• _What you should do_: Once every line below with "label" has been counted, state the total and nothing else.

• _Data records_:
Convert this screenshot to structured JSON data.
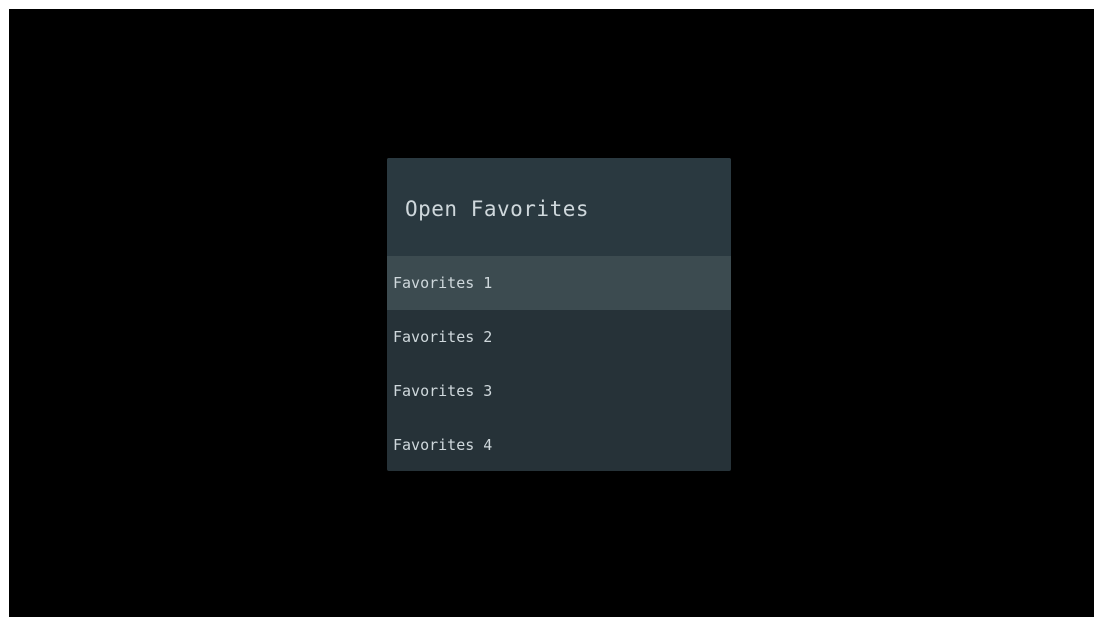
{
  "dialog": {
    "title": "Open Favorites",
    "items": [
      {
        "label": "Favorites 1",
        "selected": true
      },
      {
        "label": "Favorites 2",
        "selected": false
      },
      {
        "label": "Favorites 3",
        "selected": false
      },
      {
        "label": "Favorites 4",
        "selected": false
      }
    ]
  },
  "colors": {
    "screen_background": "#000000",
    "dialog_background": "#263238",
    "title_background": "#2a3940",
    "selected_item_background": "#3c4b50",
    "text": "#cfd8dc"
  }
}
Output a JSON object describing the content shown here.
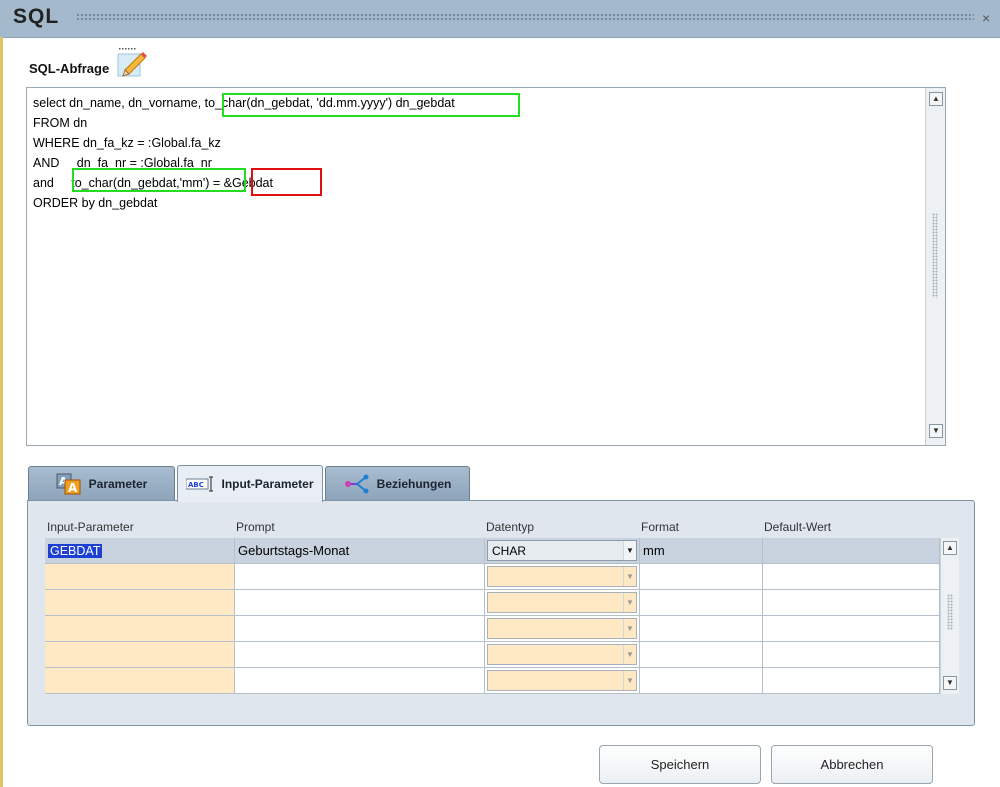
{
  "window": {
    "title": "SQL",
    "close_glyph": "×"
  },
  "section": {
    "heading": "SQL-Abfrage",
    "icon": "pencil-edit-icon"
  },
  "sql_lines": [
    "select dn_name, dn_vorname, to_char(dn_gebdat, 'dd.mm.yyyy') dn_gebdat",
    "FROM dn",
    "WHERE dn_fa_kz = :Global.fa_kz",
    "AND     dn_fa_nr = :Global.fa_nr",
    "and     to_char(dn_gebdat,'mm') = &Gebdat",
    "ORDER by dn_gebdat"
  ],
  "tabs": [
    {
      "label": "Parameter",
      "icon": "font-parameter-icon",
      "active": false
    },
    {
      "label": "Input-Parameter",
      "icon": "abc-text-cursor-icon",
      "active": true
    },
    {
      "label": "Beziehungen",
      "icon": "relations-icon",
      "active": false
    }
  ],
  "grid": {
    "columns": [
      "Input-Parameter",
      "Prompt",
      "Datentyp",
      "Format",
      "Default-Wert"
    ],
    "rows": [
      {
        "param": "GEBDAT",
        "prompt": "Geburtstags-Monat",
        "type": "CHAR",
        "format": "mm",
        "default": ""
      },
      {
        "param": "",
        "prompt": "",
        "type": "",
        "format": "",
        "default": ""
      },
      {
        "param": "",
        "prompt": "",
        "type": "",
        "format": "",
        "default": ""
      },
      {
        "param": "",
        "prompt": "",
        "type": "",
        "format": "",
        "default": ""
      },
      {
        "param": "",
        "prompt": "",
        "type": "",
        "format": "",
        "default": ""
      },
      {
        "param": "",
        "prompt": "",
        "type": "",
        "format": "",
        "default": ""
      }
    ]
  },
  "buttons": {
    "save": "Speichern",
    "cancel": "Abbrechen"
  },
  "colors": {
    "titlebar": "#a5b9cc",
    "highlight_green": "#22dd22",
    "highlight_red": "#e01010",
    "param_cell": "#ffe8c4",
    "selection": "#1c3fd4"
  }
}
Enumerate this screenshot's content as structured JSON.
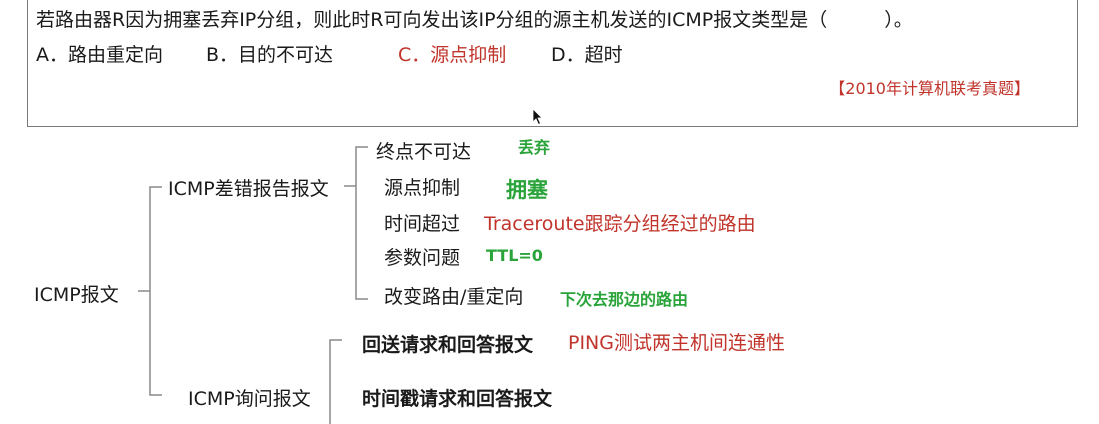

• _Task output_: 7